| Work to complete |
Copy each line from the entries that the word "nudge" appears in.

━━━ Given records ━━━

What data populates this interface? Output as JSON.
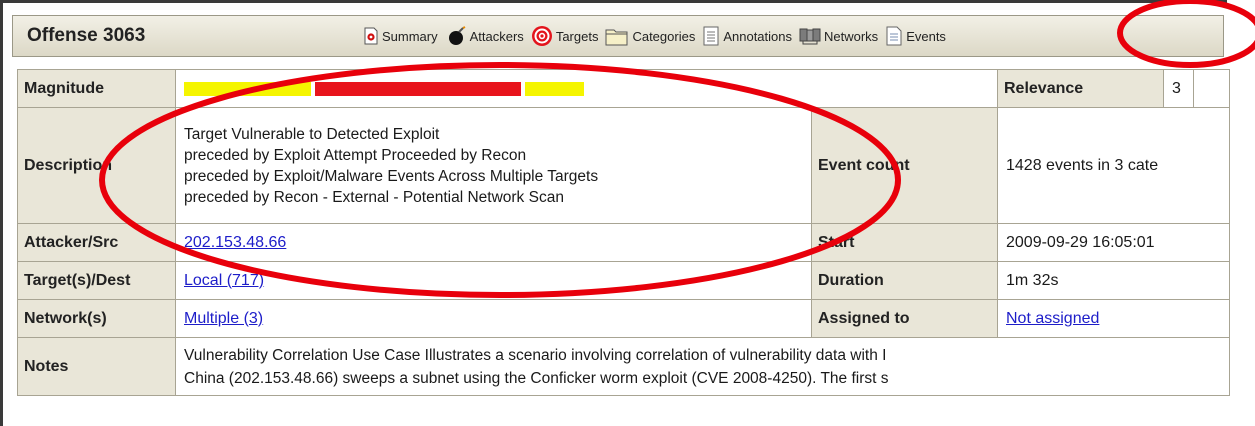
{
  "header": {
    "title": "Offense 3063"
  },
  "toolbar": {
    "items": [
      {
        "label": "Summary",
        "icon": "summary-icon"
      },
      {
        "label": "Attackers",
        "icon": "bomb-icon"
      },
      {
        "label": "Targets",
        "icon": "target-icon"
      },
      {
        "label": "Categories",
        "icon": "folder-icon"
      },
      {
        "label": "Annotations",
        "icon": "annotations-icon"
      },
      {
        "label": "Networks",
        "icon": "network-icon"
      },
      {
        "label": "Events",
        "icon": "events-icon"
      }
    ]
  },
  "details": {
    "magnitude_label": "Magnitude",
    "magnitude_bar": {
      "yellow_left": 0.325,
      "red": 0.525,
      "yellow_right": 0.15
    },
    "relevance_label": "Relevance",
    "relevance_value": "3",
    "description_label": "Description",
    "description_lines": [
      "Target Vulnerable to Detected Exploit",
      "preceded by Exploit Attempt Proceeded by Recon",
      "preceded by Exploit/Malware Events Across Multiple Targets",
      "preceded by Recon - External - Potential Network Scan"
    ],
    "event_count_label": "Event count",
    "event_count_value": "1428 events in 3 cate",
    "attacker_label": "Attacker/Src",
    "attacker_value": "202.153.48.66",
    "start_label": "Start",
    "start_value": "2009-09-29 16:05:01",
    "target_label": "Target(s)/Dest",
    "target_value": "Local (717)",
    "duration_label": "Duration",
    "duration_value": "1m 32s",
    "network_label": "Network(s)",
    "network_value": "Multiple (3)",
    "assigned_label": "Assigned to",
    "assigned_value": "Not assigned",
    "notes_label": "Notes",
    "notes_lines": [
      "Vulnerability Correlation Use Case Illustrates a scenario involving correlation of vulnerability data with I",
      "China (202.153.48.66) sweeps a subnet using the Conficker worm exploit (CVE 2008-4250). The first s"
    ]
  },
  "colors": {
    "annotation": "#e8000b",
    "link": "#1d1dc9",
    "label_bg": "#e9e6d8",
    "bar_yellow": "#f5f500",
    "bar_red": "#e8141c"
  }
}
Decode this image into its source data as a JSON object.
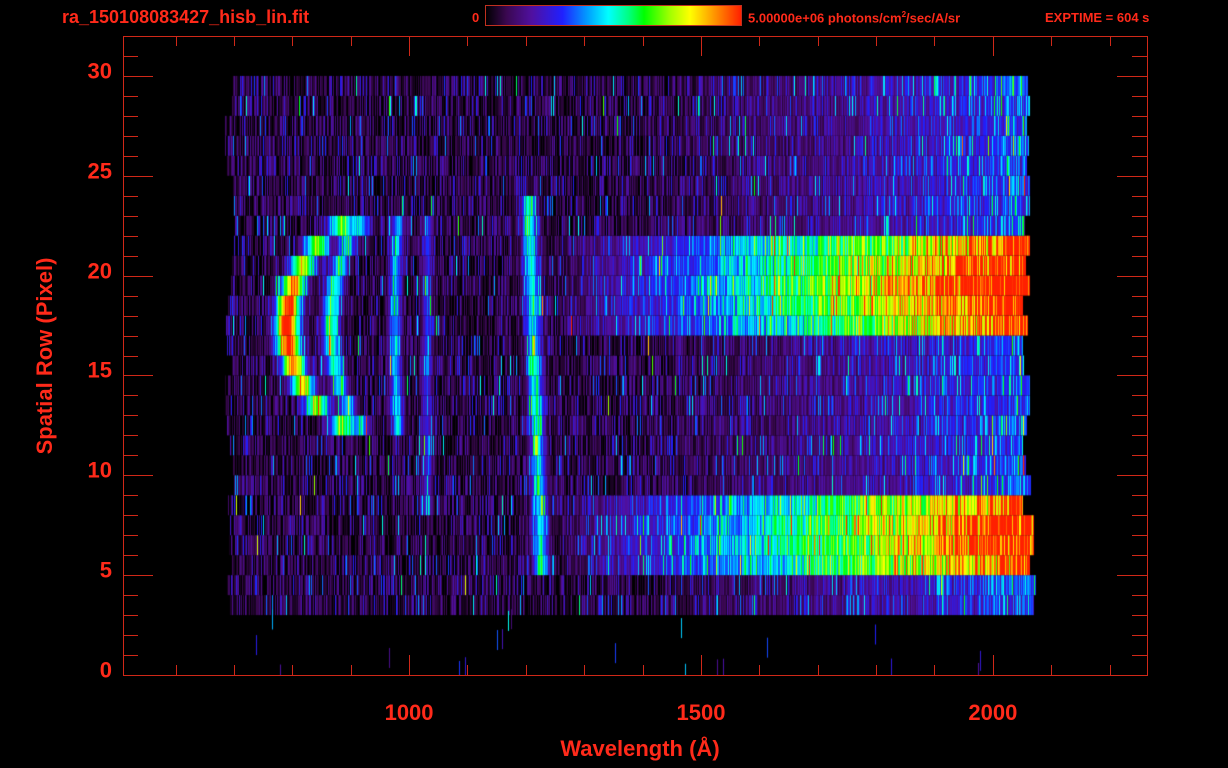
{
  "header": {
    "title": "ra_150108083427_hisb_lin.fit",
    "colorbar_min_label": "0",
    "colorbar_max_label": "5.00000e+06 photons/cm",
    "colorbar_max_sup": "2",
    "colorbar_max_suffix": "/sec/A/sr",
    "exptime": "EXPTIME = 604 s"
  },
  "chart_data": {
    "type": "heatmap",
    "title": "ra_150108083427_hisb_lin.fit",
    "xlabel": "Wavelength (Å)",
    "ylabel": "Spatial Row (Pixel)",
    "xlim": [
      510,
      2264
    ],
    "ylim": [
      0,
      32
    ],
    "x_ticks": [
      1000,
      1500,
      2000
    ],
    "x_tick_labels": [
      "1000",
      "1500",
      "2000"
    ],
    "x_minor_step": 100,
    "y_ticks": [
      0,
      5,
      10,
      15,
      20,
      25,
      30
    ],
    "y_tick_labels": [
      "0",
      "5",
      "10",
      "15",
      "20",
      "25",
      "30"
    ],
    "y_minor_step": 1,
    "colorbar": {
      "min": 0,
      "max": 5000000,
      "units": "photons/cm^2/sec/A/sr",
      "colormap": "rainbow"
    },
    "detector_rows": [
      3,
      30
    ],
    "detector_wavelength_range": [
      680,
      2065
    ],
    "emission_line_wavelength": 1216,
    "continuum_bands_rows": [
      [
        5,
        9
      ],
      [
        17,
        22
      ]
    ],
    "axis_color": "#d02818",
    "text_color": "#ff2a1a"
  }
}
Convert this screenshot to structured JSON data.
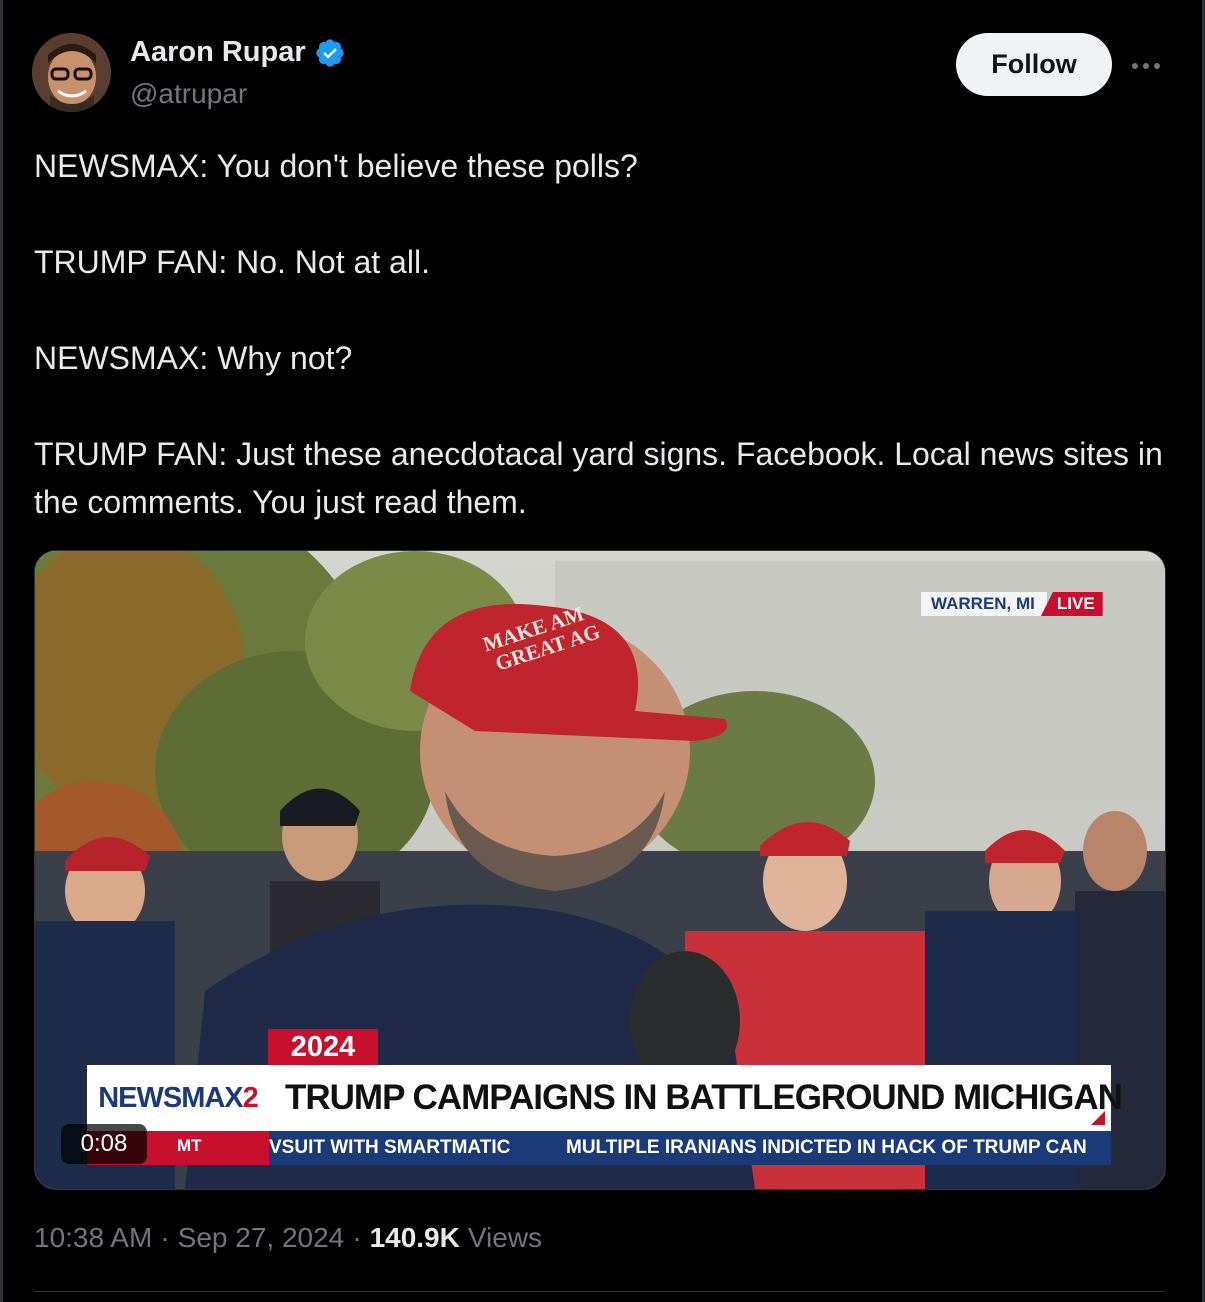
{
  "author": {
    "name": "Aaron Rupar",
    "handle": "@atrupar",
    "verified_icon": "verified-badge-icon",
    "avatar_icon": "avatar-photo"
  },
  "actions": {
    "follow_label": "Follow",
    "more_icon": "more-horizontal-icon"
  },
  "tweet": {
    "lines": [
      "NEWSMAX: You don't believe these polls?",
      "TRUMP FAN: No. Not at all.",
      "NEWSMAX: Why not?",
      "TRUMP FAN: Just these anecdotacal yard signs. Facebook. Local news sites in the comments. You just read them."
    ]
  },
  "video": {
    "duration": "0:08",
    "location": "WARREN, MI",
    "live_label": "LIVE",
    "year_tag": "2024",
    "network_logo": "NEWSMAX",
    "network_logo_suffix": "2",
    "headline": "TRUMP CAMPAIGNS IN BATTLEGROUND MICHIGAN",
    "ticker_left": "MT",
    "ticker_items": [
      "VSUIT WITH SMARTMATIC",
      "MULTIPLE IRANIANS INDICTED IN HACK OF TRUMP CAN"
    ],
    "cap_text_line1": "MAKE AM",
    "cap_text_line2": "GREAT AG"
  },
  "meta": {
    "time": "10:38 AM",
    "date": "Sep 27, 2024",
    "views_count": "140.9K",
    "views_label": "Views",
    "separator": "·"
  },
  "colors": {
    "background": "#000000",
    "text_primary": "#e7e9ea",
    "text_secondary": "#71767b",
    "verified_blue": "#1d9bf0",
    "newsmax_red": "#c8102e",
    "newsmax_blue": "#1b3a78"
  }
}
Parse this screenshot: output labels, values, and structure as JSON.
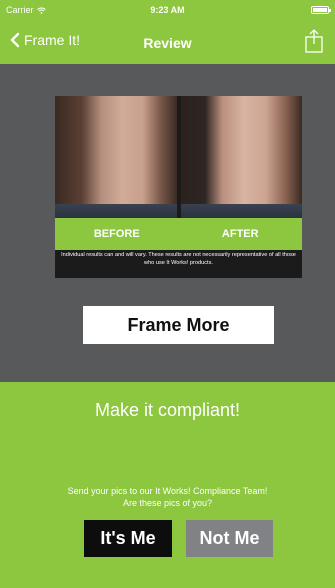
{
  "status_bar": {
    "carrier": "Carrier",
    "time": "9:23 AM"
  },
  "nav": {
    "back_label": "Frame It!",
    "title": "Review"
  },
  "photo": {
    "before_label": "BEFORE",
    "after_label": "AFTER",
    "disclaimer": "Individual results can and will vary. These results are not necessarily representative of all those who use It Works! products."
  },
  "actions": {
    "frame_more_label": "Frame More"
  },
  "compliance": {
    "title": "Make it compliant!",
    "prompt_line1": "Send your pics to our It Works! Compliance Team!",
    "prompt_line2": "Are these pics of you?",
    "yes_label": "It's Me",
    "no_label": "Not Me"
  },
  "colors": {
    "brand_green": "#8dc63f",
    "panel_gray": "#58595b",
    "button_black": "#0d0d0d",
    "button_gray": "#808285"
  },
  "icons": {
    "back": "chevron-left-icon",
    "share": "share-icon",
    "wifi": "wifi-icon",
    "battery": "battery-icon"
  }
}
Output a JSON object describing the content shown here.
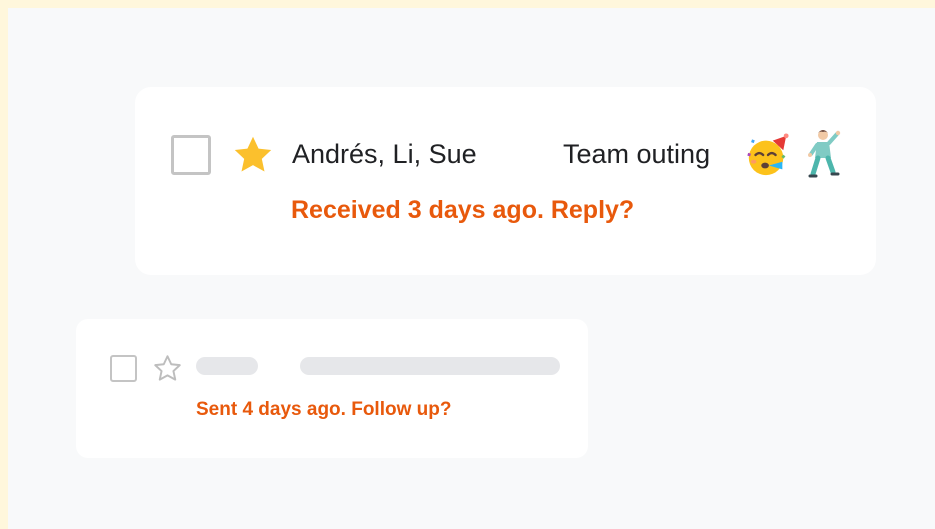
{
  "emails": [
    {
      "checkbox_checked": false,
      "starred": true,
      "sender": "Andrés, Li, Sue",
      "subject": "Team outing",
      "emoji": [
        "partying-face",
        "man-dancing"
      ],
      "nudge": "Received 3 days ago. Reply?"
    },
    {
      "checkbox_checked": false,
      "starred": false,
      "sender": "",
      "subject": "",
      "nudge": "Sent 4 days ago. Follow up?"
    }
  ],
  "colors": {
    "nudge": "#e8590c",
    "star": "#fbc02d",
    "background": "#f8f9fa",
    "frame": "#fff7dc",
    "card": "#ffffff"
  }
}
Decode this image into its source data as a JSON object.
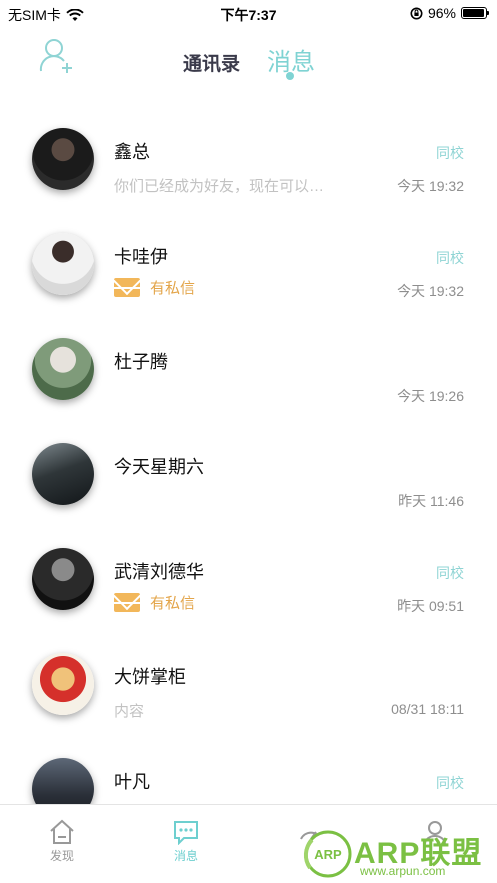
{
  "status_bar": {
    "carrier": "无SIM卡",
    "time": "下午7:37",
    "battery_percent": "96%",
    "battery_level": 0.96
  },
  "header": {
    "tabs": [
      {
        "label": "通讯录",
        "active": false
      },
      {
        "label": "消息",
        "active": true
      }
    ],
    "accent_color": "#7fd3d3"
  },
  "messages": [
    {
      "name": "鑫总",
      "tag": "同校",
      "preview": "你们已经成为好友，现在可以…",
      "preview_type": "text",
      "time": "今天 19:32",
      "avatar_icon": "avatar-photo"
    },
    {
      "name": "卡哇伊",
      "tag": "同校",
      "preview": "有私信",
      "preview_type": "mail",
      "time": "今天 19:32",
      "avatar_icon": "avatar-photo"
    },
    {
      "name": "杜子腾",
      "tag": "",
      "preview": "",
      "preview_type": "none",
      "time": "今天 19:26",
      "avatar_icon": "avatar-photo"
    },
    {
      "name": "今天星期六",
      "tag": "",
      "preview": "",
      "preview_type": "none",
      "time": "昨天 11:46",
      "avatar_icon": "avatar-photo"
    },
    {
      "name": "武清刘德华",
      "tag": "同校",
      "preview": "有私信",
      "preview_type": "mail",
      "time": "昨天 09:51",
      "avatar_icon": "avatar-photo"
    },
    {
      "name": "大饼掌柜",
      "tag": "",
      "preview": "内容",
      "preview_type": "text",
      "time": "08/31 18:11",
      "avatar_icon": "avatar-cartoon"
    },
    {
      "name": "叶凡",
      "tag": "同校",
      "preview": "",
      "preview_type": "none",
      "time": "",
      "avatar_icon": "avatar-photo"
    }
  ],
  "tabbar": {
    "items": [
      {
        "label": "发现",
        "icon": "home-icon",
        "active": false
      },
      {
        "label": "消息",
        "icon": "chat-icon",
        "active": true
      },
      {
        "label": "",
        "icon": "gauge-icon",
        "active": false
      },
      {
        "label": "",
        "icon": "profile-icon",
        "active": false
      }
    ]
  },
  "watermark": {
    "badge": "ARP",
    "text": "ARP联盟",
    "url": "www.arpun.com"
  }
}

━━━

| Solution |
      "nudge": "Received 3 days ago. Reply?"
      "nudge": "Sent 4 days ago. Follow up?"
    "nudge": "#e8590c",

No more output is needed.